"I'm not going to make them wait weeks to come in," Plevy says.
Plevy was more concerned that Robinson's patients were self-treating with steroids. "This is a dangerous study if taken at face value," he tells WebMD.
"In my experience, patients who are self-medicating leave themselves on steroids continually," he says. "It may even be at a low dose. They may feel better, but they are slowly doing more damage to themselves and particularly their bones."
The goal for ulcerative colitis "has to be to get patients feeling better and off steroids to avoid the progression to osteoporosis," Plevy says. "My prediction is the average steroid exposure in the self-management group would be much higher than in the control group.
"This is absolutely outrageous," he tells WebMD.
Self-management of diabetes is different, he says. "Insulin is necessary. The patient will know if they're having too much or not enough insulin based on their symptoms. The problem with steroids is that patients feel better, but are doing themselves more damage over the long term."
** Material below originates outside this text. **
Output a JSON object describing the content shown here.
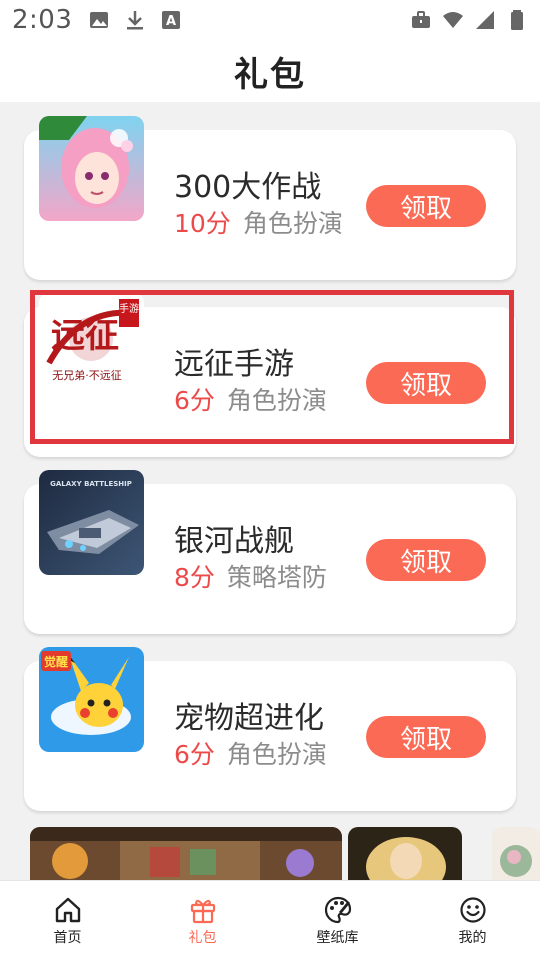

However, there are drugs that fight the inflammation of colitis just as steroids do and are "very good alternatives" to steroids, says Plevy. "They are very safe and effective over the long term." But they aren't used enough, he says, and still need closer monitoring, even just over the phone.